◆ **TASK**
Your answer should be one number: how many lines below hold the word "rest".
SOURCE INFORMATION below:
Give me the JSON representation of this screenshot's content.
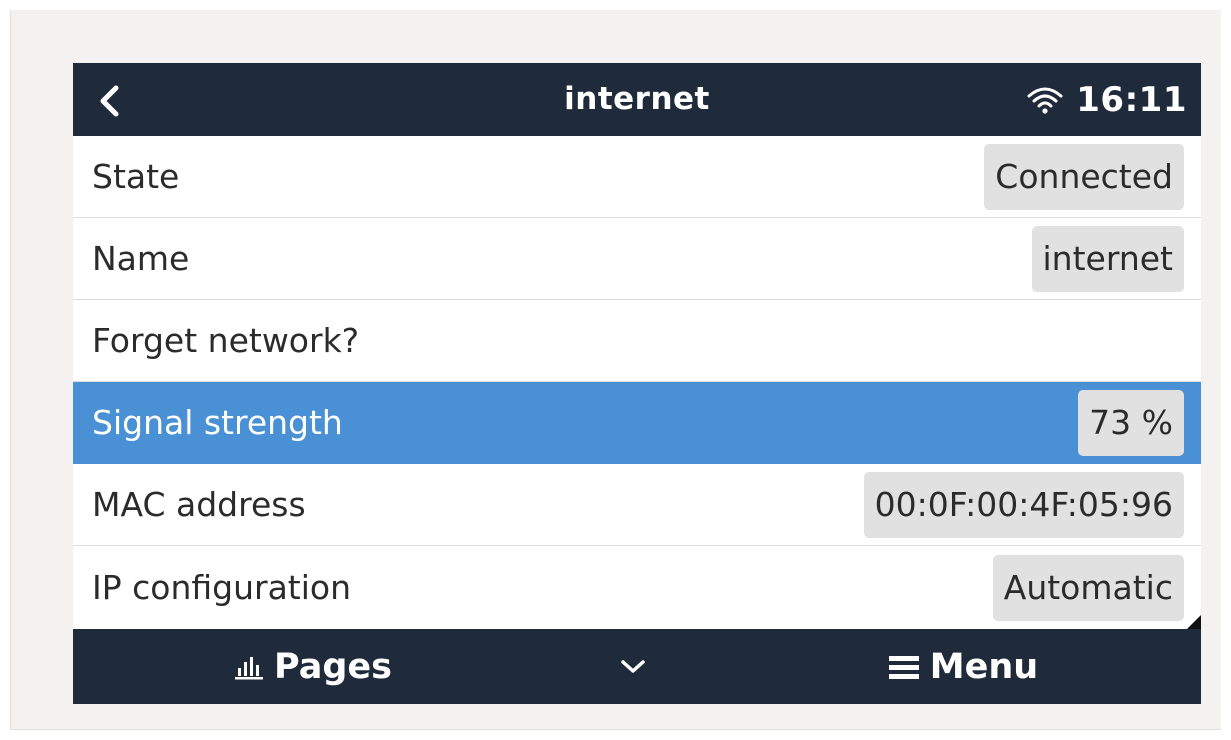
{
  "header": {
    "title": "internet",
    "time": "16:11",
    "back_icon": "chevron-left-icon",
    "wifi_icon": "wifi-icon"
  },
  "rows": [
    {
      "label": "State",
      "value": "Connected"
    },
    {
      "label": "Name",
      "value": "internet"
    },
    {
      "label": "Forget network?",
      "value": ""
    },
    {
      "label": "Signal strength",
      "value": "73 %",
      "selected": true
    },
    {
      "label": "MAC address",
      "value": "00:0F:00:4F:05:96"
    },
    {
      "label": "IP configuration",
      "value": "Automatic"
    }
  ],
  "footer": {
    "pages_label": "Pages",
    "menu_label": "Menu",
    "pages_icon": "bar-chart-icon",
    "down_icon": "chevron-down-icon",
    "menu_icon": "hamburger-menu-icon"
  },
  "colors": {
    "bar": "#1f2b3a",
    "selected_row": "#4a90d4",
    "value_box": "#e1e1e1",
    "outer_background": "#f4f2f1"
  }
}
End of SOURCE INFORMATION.
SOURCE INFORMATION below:
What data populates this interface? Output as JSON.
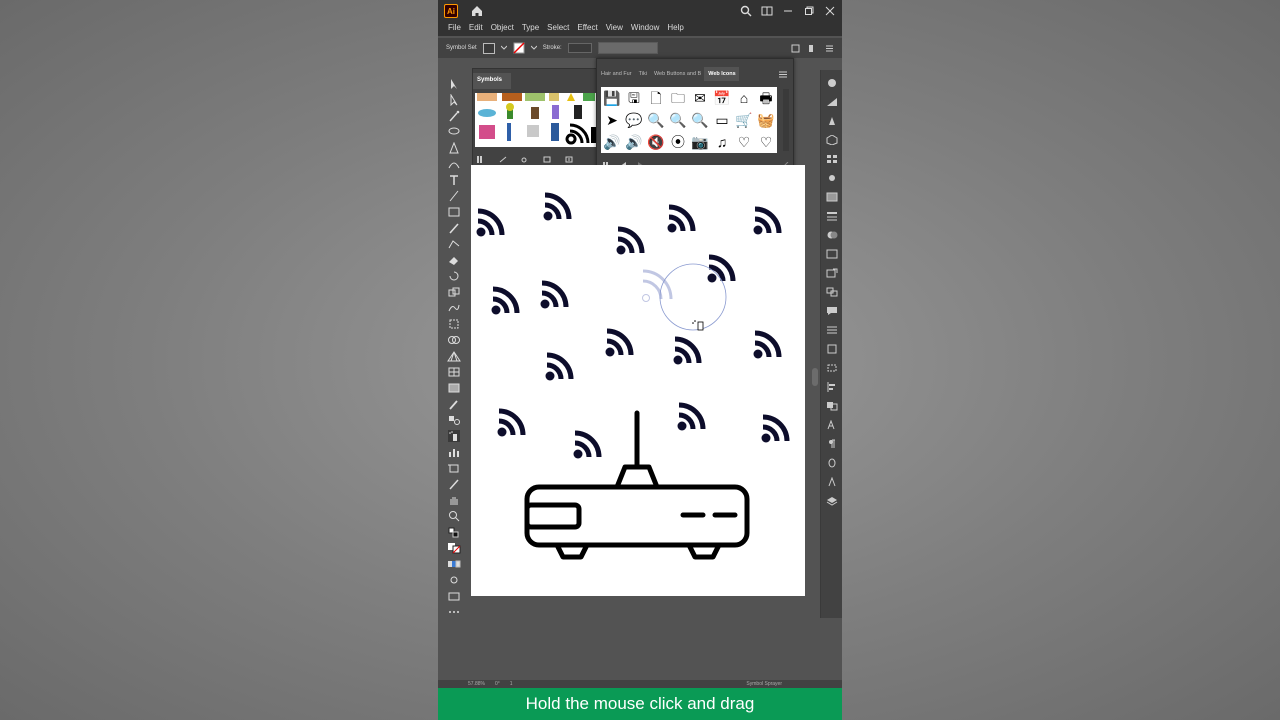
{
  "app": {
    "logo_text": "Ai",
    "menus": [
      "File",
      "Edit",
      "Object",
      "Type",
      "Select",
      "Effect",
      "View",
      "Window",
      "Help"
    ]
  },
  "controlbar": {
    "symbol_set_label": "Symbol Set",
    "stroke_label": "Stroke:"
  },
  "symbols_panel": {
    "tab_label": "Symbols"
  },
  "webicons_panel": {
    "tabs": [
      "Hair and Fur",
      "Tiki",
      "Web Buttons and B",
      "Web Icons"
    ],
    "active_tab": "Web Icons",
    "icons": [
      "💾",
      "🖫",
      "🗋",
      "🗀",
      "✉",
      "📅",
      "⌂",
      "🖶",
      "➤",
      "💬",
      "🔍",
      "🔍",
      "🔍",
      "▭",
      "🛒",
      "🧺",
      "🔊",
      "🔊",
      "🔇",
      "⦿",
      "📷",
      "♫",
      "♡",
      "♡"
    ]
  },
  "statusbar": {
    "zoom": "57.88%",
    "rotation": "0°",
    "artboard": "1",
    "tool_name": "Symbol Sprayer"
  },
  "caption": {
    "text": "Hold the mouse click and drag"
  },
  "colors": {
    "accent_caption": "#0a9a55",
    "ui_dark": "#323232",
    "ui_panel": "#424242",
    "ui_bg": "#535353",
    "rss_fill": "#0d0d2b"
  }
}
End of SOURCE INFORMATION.
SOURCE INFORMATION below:
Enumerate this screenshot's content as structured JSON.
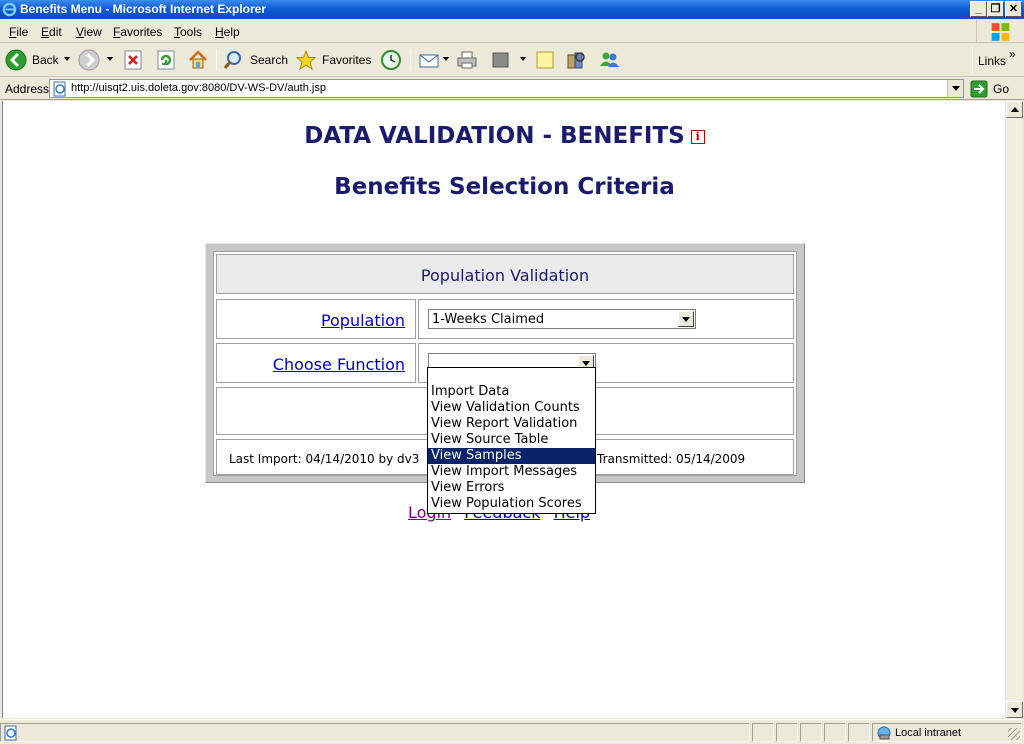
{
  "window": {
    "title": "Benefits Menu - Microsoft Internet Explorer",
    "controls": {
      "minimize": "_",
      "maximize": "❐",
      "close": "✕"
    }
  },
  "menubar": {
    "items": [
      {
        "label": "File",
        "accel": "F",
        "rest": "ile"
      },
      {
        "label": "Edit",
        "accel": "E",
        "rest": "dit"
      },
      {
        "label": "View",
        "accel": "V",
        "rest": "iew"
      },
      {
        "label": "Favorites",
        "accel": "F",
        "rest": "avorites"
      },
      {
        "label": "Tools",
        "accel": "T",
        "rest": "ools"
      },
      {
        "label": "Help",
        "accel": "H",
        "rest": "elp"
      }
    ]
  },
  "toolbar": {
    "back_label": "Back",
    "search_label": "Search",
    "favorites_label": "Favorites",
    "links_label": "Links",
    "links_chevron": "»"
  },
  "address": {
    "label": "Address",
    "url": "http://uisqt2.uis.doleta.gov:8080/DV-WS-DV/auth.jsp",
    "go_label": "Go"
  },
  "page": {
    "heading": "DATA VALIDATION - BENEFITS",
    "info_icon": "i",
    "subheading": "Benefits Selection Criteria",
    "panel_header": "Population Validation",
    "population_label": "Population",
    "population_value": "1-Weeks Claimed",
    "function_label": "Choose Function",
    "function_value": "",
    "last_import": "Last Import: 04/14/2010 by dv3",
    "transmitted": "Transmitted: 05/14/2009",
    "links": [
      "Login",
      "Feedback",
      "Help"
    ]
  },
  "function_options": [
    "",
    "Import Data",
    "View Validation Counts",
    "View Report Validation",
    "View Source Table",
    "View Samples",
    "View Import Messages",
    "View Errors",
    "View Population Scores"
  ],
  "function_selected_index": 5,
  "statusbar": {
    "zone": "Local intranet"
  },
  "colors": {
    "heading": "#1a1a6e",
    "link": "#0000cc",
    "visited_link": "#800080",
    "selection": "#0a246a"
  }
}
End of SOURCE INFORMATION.
◆ **REPLY TO THE TASK**
6